→ Task
Scan the records below for the string "retweets" and return every line where it appears.

→ Supplied entries
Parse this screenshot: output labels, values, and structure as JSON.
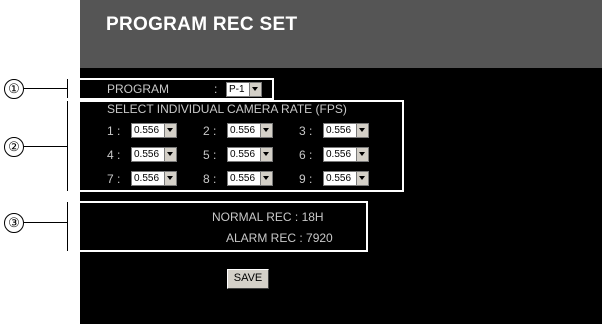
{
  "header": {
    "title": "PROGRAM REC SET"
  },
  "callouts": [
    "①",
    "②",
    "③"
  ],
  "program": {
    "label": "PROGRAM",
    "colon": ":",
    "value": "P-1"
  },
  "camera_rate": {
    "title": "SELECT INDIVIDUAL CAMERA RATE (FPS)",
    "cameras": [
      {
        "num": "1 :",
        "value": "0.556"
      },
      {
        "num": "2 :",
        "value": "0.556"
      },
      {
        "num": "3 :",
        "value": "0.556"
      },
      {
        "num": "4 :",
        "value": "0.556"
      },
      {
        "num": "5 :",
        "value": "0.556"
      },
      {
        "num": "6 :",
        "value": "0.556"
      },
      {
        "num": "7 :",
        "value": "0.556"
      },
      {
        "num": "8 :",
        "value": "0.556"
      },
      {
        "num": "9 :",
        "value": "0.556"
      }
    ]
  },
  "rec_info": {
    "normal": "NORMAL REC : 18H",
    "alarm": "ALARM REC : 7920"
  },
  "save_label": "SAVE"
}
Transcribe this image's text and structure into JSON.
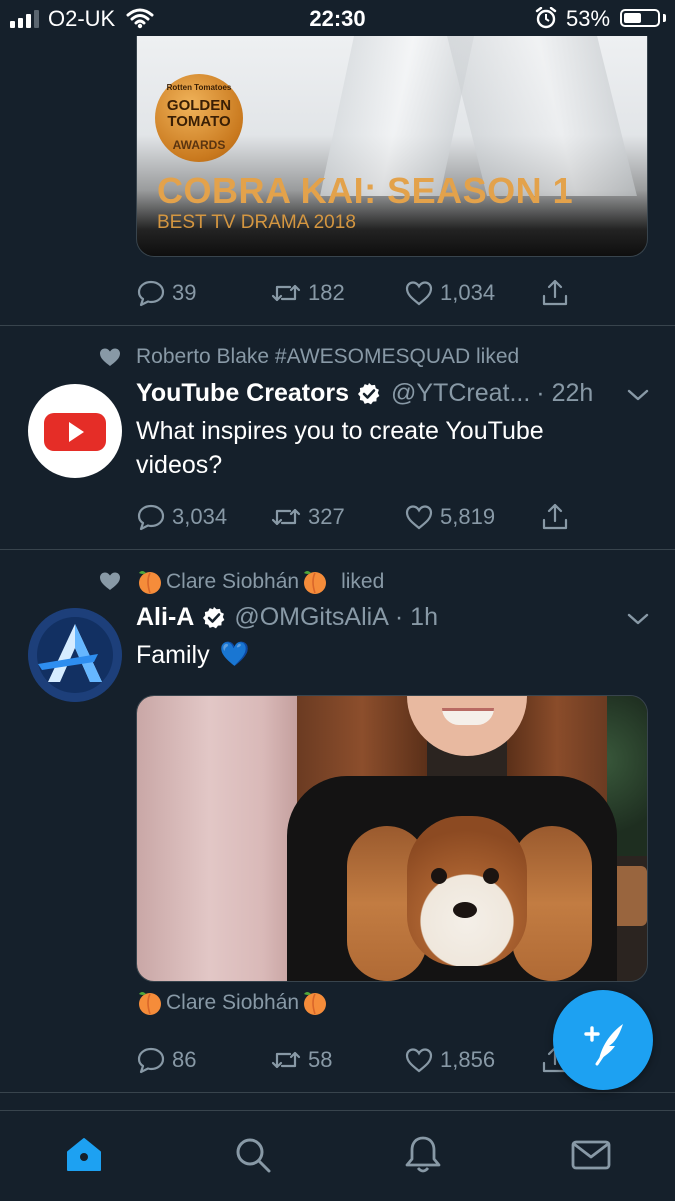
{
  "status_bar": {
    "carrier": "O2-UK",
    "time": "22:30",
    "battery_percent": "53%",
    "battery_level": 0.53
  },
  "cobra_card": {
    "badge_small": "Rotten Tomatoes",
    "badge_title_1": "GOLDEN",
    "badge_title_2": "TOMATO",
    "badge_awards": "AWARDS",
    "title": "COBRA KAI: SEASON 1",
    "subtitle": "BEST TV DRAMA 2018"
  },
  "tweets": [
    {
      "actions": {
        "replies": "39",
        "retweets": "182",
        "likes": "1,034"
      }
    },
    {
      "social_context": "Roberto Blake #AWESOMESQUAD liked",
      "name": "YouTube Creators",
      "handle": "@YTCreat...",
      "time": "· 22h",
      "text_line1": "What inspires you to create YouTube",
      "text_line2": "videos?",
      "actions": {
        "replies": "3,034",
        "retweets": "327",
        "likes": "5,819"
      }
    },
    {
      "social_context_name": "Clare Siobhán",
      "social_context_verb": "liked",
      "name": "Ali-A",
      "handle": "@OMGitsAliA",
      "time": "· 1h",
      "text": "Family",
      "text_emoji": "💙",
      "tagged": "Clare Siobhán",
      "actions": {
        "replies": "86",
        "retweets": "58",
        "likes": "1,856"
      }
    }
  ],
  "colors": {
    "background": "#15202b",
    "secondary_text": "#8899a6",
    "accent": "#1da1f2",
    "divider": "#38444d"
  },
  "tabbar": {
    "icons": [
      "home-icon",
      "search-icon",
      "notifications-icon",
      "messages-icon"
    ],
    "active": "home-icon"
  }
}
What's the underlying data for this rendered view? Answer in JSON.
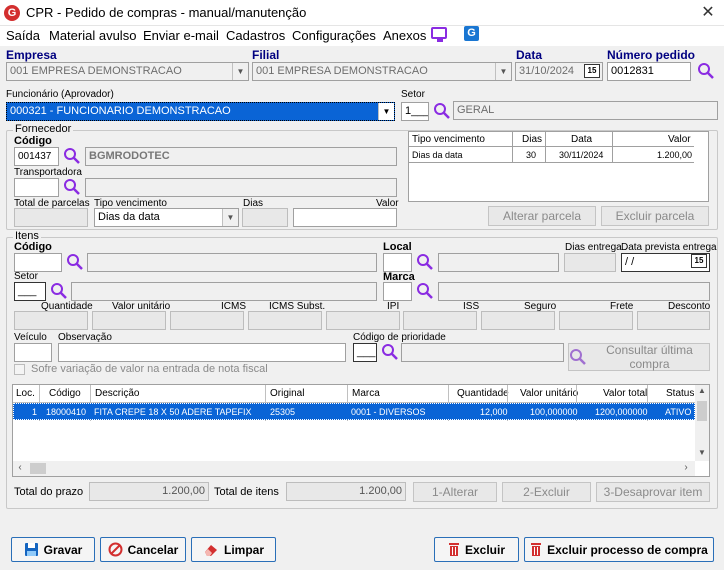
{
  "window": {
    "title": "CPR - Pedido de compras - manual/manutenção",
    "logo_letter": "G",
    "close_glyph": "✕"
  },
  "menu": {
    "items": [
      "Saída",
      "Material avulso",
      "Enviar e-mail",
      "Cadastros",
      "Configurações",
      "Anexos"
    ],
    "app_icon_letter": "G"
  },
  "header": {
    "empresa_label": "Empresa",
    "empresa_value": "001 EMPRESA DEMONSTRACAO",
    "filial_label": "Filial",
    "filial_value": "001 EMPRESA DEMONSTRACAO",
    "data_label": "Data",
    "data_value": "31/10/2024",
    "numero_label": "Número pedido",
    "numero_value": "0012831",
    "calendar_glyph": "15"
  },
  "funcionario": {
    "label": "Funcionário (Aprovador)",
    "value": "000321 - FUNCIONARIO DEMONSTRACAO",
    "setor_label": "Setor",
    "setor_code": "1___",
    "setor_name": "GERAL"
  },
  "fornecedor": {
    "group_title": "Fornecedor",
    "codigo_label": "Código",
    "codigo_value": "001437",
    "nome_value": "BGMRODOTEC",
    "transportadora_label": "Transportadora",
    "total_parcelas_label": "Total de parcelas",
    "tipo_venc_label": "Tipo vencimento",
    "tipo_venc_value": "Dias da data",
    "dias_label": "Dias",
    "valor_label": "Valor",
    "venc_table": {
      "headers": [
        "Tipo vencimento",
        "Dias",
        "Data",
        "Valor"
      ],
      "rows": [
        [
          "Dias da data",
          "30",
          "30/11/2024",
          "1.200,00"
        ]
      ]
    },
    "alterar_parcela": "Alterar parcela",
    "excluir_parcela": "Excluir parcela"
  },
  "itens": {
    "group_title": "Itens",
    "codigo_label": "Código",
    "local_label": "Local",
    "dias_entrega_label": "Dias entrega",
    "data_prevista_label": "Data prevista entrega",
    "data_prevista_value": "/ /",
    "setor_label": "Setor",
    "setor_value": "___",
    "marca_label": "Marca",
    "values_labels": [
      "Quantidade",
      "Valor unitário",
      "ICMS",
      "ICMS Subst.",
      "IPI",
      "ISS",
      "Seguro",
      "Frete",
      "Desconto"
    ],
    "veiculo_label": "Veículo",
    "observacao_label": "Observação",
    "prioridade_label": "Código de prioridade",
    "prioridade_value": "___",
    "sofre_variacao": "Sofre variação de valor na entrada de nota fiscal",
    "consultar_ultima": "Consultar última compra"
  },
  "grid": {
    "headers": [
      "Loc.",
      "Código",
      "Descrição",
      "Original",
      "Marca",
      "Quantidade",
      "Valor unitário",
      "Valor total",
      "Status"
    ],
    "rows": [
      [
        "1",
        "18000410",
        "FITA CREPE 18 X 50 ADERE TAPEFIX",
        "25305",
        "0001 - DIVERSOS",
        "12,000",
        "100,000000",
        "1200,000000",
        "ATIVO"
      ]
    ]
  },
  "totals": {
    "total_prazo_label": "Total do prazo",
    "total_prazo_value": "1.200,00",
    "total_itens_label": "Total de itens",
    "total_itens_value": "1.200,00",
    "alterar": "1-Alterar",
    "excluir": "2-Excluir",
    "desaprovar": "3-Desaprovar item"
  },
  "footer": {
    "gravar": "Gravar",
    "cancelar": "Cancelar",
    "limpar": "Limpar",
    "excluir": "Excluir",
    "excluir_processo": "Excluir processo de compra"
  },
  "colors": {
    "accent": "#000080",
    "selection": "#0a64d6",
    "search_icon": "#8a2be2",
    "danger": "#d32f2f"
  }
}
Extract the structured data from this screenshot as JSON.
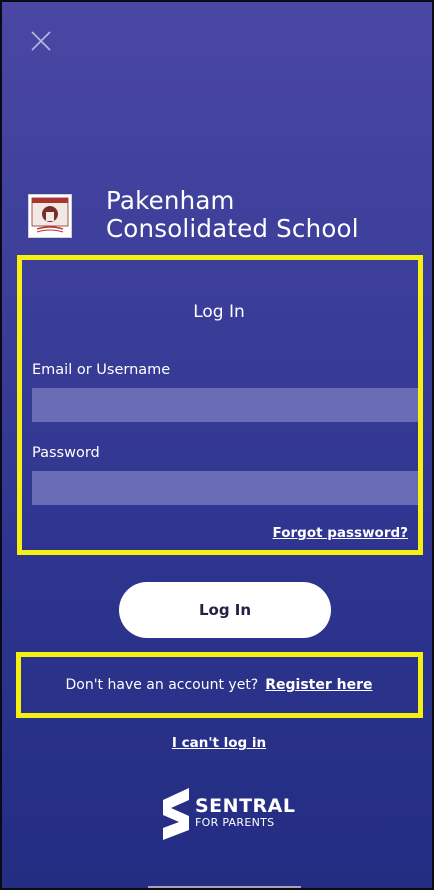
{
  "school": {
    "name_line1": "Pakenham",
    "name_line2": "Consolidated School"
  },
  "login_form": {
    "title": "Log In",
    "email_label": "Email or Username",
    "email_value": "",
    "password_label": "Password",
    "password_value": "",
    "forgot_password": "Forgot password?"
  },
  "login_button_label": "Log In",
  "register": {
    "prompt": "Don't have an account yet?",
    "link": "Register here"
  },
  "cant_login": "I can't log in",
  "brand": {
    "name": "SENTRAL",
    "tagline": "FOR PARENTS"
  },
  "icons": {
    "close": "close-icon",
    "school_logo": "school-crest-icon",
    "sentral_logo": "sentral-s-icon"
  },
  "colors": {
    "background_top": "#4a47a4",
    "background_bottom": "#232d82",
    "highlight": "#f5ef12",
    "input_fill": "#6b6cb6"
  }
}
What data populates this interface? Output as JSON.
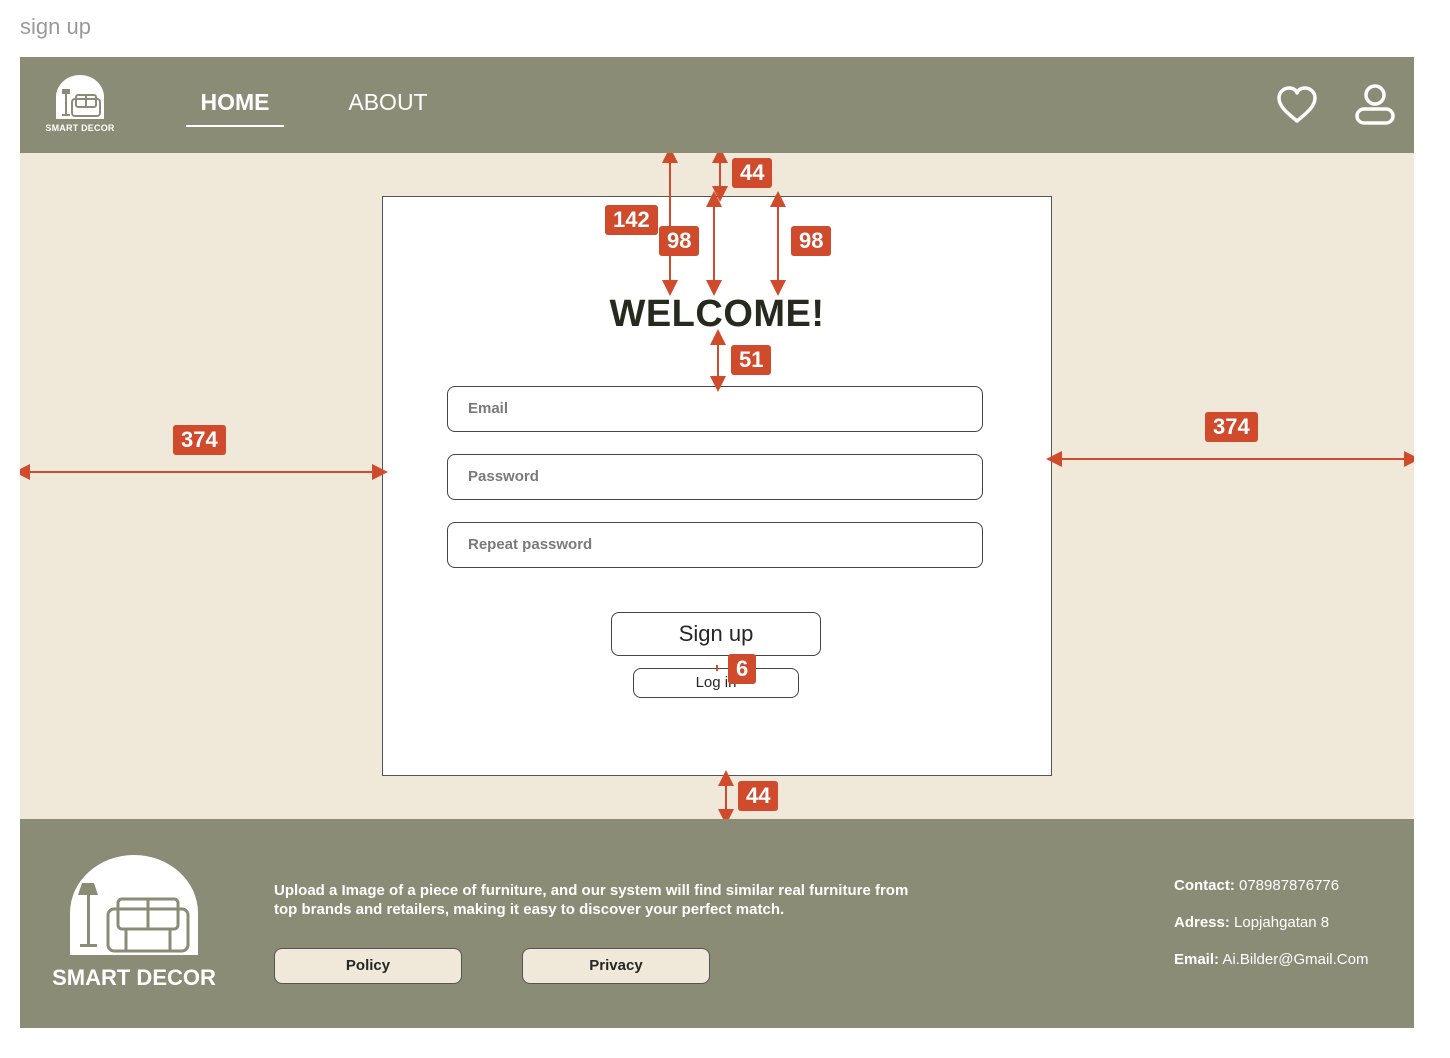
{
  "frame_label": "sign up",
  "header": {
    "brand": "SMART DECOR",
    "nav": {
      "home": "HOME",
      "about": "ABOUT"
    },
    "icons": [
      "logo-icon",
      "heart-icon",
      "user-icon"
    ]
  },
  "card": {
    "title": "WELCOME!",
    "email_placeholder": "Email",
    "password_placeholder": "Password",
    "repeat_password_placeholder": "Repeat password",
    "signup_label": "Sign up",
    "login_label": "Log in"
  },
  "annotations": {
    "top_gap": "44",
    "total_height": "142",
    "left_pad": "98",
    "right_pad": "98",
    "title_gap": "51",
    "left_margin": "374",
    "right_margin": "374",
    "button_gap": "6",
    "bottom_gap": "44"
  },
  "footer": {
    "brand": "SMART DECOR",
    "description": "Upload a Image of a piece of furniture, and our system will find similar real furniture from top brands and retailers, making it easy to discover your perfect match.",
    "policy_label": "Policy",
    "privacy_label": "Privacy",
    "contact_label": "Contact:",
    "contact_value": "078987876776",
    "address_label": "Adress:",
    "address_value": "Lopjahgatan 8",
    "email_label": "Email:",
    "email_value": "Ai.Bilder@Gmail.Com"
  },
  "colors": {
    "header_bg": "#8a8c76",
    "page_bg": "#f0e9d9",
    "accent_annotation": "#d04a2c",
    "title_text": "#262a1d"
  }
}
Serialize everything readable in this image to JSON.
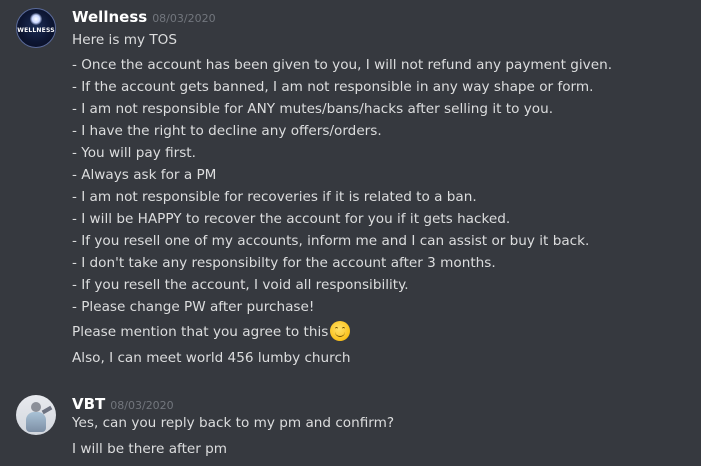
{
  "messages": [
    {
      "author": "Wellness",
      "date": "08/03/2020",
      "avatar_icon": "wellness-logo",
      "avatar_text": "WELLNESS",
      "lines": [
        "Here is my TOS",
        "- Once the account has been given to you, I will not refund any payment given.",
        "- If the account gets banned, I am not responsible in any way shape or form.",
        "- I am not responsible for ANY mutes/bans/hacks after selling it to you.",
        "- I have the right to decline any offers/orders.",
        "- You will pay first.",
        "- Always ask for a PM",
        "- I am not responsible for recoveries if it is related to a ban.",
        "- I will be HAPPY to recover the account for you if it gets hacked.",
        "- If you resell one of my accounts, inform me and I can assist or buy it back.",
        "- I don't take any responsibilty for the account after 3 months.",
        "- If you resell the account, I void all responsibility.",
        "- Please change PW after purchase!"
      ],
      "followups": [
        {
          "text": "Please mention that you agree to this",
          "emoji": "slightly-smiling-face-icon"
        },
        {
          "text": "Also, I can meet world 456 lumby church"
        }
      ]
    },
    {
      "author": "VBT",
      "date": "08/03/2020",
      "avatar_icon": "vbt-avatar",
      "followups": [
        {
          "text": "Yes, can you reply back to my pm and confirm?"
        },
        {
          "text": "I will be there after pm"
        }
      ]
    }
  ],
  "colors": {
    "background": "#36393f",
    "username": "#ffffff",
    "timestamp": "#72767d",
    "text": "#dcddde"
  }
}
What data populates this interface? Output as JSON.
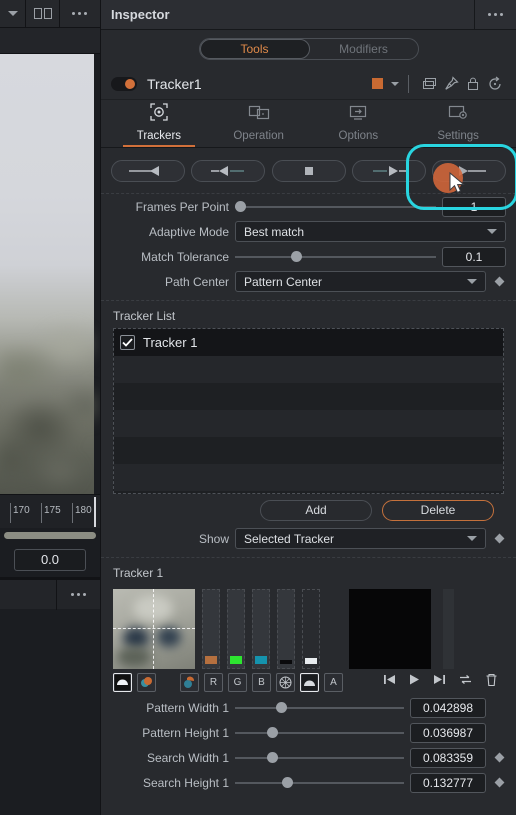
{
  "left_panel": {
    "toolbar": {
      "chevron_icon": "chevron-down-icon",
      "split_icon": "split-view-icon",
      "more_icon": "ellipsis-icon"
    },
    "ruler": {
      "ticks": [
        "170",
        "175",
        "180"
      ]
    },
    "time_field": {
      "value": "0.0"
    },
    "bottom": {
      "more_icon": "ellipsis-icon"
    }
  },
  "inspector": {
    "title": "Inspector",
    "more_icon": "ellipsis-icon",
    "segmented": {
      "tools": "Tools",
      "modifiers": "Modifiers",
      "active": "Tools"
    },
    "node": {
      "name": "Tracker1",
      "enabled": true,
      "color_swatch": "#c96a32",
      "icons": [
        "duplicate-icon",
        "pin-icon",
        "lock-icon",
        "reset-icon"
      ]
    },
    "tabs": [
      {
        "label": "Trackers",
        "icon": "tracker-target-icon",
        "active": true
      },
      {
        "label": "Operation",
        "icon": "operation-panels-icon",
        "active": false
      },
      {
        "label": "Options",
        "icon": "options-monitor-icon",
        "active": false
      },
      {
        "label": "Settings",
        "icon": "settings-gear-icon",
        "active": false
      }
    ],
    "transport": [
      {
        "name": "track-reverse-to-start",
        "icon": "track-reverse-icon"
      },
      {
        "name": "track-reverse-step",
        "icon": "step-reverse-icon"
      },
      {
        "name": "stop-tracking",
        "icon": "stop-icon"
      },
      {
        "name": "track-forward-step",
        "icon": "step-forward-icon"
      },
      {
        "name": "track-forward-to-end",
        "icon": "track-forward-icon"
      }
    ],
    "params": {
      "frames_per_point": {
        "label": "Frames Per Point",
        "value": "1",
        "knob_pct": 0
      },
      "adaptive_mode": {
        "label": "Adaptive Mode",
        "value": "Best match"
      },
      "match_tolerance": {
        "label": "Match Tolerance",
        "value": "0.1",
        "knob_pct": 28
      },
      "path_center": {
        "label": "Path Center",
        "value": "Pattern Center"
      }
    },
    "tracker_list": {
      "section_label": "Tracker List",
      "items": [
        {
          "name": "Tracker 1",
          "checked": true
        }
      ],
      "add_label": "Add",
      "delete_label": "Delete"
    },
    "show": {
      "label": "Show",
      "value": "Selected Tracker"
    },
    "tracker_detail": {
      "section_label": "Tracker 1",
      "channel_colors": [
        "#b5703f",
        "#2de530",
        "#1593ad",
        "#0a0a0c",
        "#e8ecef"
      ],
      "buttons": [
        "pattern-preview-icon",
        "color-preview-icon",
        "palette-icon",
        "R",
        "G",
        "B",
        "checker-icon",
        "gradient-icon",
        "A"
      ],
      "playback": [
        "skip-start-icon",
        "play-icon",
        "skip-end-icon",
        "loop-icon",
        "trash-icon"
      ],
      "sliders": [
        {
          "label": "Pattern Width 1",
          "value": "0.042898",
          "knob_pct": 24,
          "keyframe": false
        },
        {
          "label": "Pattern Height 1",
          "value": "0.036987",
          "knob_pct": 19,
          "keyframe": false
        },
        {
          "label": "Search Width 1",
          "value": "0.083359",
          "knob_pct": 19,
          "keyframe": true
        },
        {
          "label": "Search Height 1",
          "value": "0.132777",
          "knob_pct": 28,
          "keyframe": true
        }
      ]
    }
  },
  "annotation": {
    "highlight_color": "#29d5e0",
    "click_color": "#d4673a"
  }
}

→ Expected output
        "retweets": "182",
        "retweets": "327",
        "retweets": "58",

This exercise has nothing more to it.